* Work item *
Below are the entries; return every line among them that holds the word "title".

* Supplied entries *

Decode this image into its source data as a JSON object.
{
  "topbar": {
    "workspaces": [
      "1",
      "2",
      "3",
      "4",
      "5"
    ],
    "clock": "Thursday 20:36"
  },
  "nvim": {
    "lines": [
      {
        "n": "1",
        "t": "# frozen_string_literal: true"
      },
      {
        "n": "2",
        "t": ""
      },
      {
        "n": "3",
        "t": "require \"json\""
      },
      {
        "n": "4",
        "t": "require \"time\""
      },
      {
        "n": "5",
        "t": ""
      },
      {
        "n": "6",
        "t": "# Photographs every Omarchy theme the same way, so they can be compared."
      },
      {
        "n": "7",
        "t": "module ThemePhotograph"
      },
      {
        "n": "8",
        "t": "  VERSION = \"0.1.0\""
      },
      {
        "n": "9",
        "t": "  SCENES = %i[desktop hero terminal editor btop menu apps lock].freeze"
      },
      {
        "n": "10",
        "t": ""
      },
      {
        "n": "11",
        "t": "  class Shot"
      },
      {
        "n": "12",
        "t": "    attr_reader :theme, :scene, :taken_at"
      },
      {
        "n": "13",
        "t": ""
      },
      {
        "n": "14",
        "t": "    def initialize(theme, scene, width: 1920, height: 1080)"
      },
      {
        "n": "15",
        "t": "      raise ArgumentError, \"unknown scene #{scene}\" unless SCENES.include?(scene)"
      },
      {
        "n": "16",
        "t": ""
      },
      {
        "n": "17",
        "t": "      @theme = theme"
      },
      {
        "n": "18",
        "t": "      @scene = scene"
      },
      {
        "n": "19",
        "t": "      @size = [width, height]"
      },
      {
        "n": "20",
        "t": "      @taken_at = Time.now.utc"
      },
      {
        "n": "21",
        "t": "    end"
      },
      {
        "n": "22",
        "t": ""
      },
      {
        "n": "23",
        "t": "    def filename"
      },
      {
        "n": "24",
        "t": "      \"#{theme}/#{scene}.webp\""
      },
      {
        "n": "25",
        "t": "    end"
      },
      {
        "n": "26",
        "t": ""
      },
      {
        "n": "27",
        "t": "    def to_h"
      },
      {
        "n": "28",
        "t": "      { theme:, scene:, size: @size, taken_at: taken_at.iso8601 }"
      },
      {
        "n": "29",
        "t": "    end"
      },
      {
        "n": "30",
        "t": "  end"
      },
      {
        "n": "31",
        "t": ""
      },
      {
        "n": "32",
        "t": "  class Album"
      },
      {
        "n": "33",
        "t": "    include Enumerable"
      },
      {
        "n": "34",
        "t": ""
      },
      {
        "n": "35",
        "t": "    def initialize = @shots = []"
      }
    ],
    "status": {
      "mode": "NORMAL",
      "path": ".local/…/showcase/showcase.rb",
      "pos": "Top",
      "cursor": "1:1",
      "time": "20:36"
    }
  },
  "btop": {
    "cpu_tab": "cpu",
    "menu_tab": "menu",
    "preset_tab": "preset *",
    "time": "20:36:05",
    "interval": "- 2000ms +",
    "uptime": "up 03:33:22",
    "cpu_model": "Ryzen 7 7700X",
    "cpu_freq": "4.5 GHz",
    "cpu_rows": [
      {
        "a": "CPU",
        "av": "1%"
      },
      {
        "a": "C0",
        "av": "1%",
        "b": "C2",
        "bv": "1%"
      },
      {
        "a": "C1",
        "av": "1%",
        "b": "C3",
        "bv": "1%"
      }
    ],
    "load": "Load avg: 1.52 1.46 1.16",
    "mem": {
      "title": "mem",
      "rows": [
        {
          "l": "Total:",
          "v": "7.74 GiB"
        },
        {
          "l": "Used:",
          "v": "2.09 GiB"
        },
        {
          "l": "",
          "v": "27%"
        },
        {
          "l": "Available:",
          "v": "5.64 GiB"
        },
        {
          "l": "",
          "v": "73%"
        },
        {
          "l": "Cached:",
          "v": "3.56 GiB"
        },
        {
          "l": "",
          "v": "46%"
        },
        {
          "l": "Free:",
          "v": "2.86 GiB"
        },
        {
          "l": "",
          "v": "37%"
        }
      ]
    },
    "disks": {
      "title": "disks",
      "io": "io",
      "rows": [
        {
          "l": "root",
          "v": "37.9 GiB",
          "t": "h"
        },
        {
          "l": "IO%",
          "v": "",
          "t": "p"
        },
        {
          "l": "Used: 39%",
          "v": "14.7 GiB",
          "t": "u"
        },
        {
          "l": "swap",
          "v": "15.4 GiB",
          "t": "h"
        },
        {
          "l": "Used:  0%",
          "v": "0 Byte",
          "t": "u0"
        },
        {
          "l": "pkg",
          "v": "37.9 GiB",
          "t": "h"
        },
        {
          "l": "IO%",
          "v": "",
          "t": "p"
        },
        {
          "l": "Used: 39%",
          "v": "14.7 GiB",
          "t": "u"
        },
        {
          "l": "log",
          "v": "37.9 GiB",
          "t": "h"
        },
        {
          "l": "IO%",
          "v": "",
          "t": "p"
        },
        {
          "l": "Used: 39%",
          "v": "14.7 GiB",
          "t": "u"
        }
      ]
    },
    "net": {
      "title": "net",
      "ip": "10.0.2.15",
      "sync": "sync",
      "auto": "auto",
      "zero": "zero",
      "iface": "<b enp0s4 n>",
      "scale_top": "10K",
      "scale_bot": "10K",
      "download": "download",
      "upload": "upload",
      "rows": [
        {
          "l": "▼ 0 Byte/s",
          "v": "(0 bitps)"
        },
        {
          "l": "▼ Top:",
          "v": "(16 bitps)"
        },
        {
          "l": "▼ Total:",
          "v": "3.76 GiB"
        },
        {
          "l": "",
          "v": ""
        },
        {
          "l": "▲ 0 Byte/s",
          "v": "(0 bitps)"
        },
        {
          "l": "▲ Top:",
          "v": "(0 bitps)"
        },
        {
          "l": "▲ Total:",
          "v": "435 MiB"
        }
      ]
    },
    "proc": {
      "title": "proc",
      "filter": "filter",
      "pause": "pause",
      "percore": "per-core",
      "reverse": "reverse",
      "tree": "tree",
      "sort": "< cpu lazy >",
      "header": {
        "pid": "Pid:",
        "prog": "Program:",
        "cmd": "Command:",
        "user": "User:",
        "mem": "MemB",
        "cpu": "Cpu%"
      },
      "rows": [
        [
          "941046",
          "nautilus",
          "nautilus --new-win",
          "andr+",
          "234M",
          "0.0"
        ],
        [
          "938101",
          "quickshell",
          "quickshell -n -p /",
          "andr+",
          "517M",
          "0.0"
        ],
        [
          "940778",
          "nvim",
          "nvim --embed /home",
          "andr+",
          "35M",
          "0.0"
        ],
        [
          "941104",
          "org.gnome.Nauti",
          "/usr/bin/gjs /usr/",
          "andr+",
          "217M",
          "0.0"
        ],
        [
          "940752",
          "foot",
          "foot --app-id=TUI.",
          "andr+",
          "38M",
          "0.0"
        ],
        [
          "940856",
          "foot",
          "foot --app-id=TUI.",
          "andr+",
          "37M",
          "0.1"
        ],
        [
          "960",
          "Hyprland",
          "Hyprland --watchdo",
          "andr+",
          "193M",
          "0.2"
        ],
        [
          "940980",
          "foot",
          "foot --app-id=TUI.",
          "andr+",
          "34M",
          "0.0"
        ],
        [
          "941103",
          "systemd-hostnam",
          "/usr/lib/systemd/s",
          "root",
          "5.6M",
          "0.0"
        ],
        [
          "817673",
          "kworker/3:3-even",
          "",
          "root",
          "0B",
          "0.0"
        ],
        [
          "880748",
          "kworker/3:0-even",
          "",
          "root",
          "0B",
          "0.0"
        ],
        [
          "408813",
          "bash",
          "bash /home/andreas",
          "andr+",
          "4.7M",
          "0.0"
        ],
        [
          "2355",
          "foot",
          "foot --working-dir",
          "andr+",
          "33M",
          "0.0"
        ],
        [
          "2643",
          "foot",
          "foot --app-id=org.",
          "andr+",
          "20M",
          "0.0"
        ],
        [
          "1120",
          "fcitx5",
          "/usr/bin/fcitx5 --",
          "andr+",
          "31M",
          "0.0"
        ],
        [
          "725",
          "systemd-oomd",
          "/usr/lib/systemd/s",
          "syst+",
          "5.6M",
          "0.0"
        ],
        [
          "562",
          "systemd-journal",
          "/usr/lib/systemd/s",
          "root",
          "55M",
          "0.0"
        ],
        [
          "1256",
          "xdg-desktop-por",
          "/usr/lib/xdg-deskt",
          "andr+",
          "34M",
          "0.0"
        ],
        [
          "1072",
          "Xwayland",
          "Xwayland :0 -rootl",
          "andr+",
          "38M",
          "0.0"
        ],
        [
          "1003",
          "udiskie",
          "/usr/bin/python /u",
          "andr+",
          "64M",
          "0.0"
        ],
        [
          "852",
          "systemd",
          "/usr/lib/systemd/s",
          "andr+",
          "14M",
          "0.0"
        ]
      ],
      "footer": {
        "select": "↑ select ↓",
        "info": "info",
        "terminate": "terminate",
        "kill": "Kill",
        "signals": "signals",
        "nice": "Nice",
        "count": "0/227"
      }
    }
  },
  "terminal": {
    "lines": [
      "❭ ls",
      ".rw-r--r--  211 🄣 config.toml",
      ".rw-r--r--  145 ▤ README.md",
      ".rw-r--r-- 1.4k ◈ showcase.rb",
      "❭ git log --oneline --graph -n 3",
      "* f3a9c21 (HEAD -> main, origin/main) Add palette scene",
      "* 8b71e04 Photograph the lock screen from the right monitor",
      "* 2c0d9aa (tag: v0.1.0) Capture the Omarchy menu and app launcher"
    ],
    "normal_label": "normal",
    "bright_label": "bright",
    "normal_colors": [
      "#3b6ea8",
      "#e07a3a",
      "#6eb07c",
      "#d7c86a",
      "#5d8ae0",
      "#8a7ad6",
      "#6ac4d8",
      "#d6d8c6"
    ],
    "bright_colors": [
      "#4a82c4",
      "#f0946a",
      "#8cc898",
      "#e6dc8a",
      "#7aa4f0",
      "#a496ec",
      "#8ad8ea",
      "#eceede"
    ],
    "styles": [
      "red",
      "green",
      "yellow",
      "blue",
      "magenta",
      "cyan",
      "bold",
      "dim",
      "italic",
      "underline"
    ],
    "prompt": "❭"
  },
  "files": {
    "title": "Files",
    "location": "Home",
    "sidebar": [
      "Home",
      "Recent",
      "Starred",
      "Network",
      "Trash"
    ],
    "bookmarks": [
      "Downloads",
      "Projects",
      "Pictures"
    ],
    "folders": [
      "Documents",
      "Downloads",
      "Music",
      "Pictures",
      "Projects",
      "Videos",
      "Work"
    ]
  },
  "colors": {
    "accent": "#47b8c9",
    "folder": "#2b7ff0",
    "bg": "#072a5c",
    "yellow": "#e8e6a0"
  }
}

* Exercise result *
      "title": "mem",
      "title": "disks",
      "title": "net",
      "title": "proc",
    "title": "Files",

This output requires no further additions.